This study examined different emotions induced by social comparisons between the two groups divided by the level of self- compassion. A total of 108 Korean undergraduates (62% women; mean age of 21 years) first responded to the self-compassion scale to divide them into either high or low self-compassion group.
They were also presented with two scenarios (upward and downward comparisons). After reading each scenario, respectively, they completed a survey to assess their emotions.

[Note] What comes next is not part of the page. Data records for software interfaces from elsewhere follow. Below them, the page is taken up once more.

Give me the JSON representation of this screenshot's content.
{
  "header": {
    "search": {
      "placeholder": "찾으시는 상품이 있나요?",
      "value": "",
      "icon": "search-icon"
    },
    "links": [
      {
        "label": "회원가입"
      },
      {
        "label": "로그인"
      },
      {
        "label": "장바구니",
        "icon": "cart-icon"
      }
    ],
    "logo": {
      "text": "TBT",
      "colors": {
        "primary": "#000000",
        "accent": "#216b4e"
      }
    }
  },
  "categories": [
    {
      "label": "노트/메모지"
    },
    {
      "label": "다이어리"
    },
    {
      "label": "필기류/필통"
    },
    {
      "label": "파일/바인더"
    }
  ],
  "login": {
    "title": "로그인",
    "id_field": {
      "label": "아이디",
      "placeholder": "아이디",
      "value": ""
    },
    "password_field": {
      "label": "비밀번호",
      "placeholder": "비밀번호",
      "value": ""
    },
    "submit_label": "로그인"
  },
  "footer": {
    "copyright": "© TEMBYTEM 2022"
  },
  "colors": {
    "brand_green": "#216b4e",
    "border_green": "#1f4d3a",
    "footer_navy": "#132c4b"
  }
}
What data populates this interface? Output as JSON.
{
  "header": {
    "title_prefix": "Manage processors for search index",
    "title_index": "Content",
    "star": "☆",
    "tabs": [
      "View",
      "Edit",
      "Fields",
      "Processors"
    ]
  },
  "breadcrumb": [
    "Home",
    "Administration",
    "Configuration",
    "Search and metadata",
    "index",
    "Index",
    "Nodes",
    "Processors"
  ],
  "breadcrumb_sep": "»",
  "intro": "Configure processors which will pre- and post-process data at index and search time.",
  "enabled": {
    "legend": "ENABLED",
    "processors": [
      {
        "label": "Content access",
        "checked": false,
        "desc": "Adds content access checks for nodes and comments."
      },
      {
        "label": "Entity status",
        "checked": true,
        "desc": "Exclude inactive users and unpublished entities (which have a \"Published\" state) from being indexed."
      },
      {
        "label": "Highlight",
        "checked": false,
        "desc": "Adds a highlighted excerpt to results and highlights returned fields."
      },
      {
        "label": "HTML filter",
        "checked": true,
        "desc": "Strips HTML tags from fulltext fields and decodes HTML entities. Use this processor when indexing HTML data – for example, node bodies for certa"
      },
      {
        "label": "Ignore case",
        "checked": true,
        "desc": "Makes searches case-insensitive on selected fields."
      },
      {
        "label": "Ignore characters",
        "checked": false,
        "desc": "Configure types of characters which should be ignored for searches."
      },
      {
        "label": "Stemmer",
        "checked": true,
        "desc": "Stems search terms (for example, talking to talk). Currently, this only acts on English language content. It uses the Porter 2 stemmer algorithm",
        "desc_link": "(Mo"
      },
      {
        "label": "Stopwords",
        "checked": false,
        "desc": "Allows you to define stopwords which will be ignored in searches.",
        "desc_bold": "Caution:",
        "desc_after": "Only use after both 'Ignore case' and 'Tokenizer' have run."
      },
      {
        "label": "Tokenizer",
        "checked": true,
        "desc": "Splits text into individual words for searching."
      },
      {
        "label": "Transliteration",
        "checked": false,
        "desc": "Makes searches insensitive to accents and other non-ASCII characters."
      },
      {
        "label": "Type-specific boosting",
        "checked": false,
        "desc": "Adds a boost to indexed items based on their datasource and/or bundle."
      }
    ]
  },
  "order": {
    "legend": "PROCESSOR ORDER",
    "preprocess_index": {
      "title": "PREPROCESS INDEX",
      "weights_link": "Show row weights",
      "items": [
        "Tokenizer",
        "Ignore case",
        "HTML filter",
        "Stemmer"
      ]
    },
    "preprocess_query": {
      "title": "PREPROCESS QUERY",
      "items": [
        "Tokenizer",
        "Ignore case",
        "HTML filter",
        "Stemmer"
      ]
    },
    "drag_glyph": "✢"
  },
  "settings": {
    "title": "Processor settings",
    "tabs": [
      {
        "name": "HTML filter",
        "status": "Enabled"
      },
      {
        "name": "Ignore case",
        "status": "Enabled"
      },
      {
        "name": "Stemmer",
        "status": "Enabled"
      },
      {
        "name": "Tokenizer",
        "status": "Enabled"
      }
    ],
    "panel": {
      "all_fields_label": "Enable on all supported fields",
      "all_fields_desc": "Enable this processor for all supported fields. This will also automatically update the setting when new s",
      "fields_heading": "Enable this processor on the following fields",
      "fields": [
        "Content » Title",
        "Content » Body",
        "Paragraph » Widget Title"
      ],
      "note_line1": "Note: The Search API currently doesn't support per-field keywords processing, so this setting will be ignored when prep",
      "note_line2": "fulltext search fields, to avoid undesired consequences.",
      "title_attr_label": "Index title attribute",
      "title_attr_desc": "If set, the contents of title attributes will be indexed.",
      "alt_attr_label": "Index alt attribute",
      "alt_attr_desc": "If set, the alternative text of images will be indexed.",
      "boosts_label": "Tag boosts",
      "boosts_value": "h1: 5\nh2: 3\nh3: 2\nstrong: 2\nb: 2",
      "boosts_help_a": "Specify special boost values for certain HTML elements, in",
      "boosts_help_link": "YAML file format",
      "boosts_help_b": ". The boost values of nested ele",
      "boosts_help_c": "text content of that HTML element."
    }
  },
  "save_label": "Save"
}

ANOVA results showed no significant difference between high and low self-compassion groups in experience of positive emotion, whereas the high self-compassion group reported less negative feelings than their counterpart after both scenarios.
This suggests that self-compassion is a potentially influential factor buffering the negative consequences of social comparisons.